*Your instructions*.
Going line by line through the records below, count those containing the word "Dashboards", then give only the count.

(Information shown Opens)

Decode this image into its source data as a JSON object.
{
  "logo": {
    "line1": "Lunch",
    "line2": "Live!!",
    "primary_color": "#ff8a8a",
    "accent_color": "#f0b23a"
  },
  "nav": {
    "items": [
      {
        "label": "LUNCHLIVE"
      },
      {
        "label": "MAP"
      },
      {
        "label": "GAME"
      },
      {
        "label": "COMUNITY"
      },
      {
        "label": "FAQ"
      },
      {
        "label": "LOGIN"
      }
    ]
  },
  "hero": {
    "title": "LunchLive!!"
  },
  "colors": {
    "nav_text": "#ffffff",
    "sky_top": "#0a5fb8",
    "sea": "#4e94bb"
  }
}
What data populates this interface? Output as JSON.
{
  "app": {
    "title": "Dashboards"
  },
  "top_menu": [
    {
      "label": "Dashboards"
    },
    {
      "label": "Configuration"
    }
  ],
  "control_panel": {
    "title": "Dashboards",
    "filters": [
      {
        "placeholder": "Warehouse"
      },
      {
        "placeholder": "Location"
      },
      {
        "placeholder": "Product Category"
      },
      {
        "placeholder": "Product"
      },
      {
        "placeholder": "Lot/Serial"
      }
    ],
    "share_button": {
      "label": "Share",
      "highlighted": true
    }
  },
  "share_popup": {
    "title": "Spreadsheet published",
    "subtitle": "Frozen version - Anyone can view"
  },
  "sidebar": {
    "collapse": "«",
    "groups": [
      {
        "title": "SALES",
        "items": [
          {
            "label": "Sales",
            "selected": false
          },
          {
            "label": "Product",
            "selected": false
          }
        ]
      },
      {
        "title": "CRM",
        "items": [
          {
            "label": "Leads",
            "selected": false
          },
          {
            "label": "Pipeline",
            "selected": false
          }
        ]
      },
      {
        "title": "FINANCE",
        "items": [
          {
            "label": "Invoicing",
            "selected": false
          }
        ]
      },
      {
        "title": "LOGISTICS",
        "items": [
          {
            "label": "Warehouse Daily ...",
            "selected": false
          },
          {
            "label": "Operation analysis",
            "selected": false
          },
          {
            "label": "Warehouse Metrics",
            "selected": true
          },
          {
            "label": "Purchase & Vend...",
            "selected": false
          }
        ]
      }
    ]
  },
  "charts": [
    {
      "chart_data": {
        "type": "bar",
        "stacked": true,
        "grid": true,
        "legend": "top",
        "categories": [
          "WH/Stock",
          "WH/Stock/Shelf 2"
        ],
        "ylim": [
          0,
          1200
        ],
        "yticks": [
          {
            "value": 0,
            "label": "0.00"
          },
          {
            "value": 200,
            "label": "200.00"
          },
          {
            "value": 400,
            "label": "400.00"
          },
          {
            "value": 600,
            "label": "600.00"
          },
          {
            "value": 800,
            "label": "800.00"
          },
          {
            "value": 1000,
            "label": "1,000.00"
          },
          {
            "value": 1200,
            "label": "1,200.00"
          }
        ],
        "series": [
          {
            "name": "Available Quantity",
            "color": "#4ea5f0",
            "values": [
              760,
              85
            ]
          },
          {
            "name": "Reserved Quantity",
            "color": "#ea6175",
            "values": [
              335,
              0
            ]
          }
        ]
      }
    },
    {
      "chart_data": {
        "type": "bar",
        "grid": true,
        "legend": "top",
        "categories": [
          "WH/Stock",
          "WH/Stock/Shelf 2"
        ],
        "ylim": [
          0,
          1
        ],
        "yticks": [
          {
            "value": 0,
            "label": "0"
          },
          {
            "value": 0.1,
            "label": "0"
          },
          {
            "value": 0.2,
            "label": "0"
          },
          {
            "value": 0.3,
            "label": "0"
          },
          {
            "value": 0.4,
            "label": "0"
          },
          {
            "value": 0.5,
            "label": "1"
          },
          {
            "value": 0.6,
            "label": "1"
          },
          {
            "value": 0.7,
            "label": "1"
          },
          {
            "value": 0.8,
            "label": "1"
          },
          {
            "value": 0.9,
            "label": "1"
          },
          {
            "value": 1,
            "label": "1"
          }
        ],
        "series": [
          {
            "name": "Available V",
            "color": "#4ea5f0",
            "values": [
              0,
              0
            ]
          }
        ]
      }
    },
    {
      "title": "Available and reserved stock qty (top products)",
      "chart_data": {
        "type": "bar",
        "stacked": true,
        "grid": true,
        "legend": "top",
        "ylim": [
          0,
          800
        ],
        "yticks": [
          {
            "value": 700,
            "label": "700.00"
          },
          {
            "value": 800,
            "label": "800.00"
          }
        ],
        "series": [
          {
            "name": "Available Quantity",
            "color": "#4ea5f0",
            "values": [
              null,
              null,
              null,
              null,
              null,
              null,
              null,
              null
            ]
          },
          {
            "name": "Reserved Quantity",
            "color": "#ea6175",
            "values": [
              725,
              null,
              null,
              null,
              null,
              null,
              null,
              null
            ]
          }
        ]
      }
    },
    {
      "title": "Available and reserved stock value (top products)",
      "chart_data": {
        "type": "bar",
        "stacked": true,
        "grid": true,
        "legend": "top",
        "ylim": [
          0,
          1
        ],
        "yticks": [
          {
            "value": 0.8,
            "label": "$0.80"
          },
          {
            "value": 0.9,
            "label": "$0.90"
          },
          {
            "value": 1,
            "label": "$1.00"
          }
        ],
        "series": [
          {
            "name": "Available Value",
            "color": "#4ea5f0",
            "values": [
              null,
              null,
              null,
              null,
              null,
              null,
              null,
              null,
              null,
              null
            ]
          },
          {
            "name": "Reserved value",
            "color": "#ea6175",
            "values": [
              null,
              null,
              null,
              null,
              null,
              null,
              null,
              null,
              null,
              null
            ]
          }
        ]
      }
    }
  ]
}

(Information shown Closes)

*Solution*.
3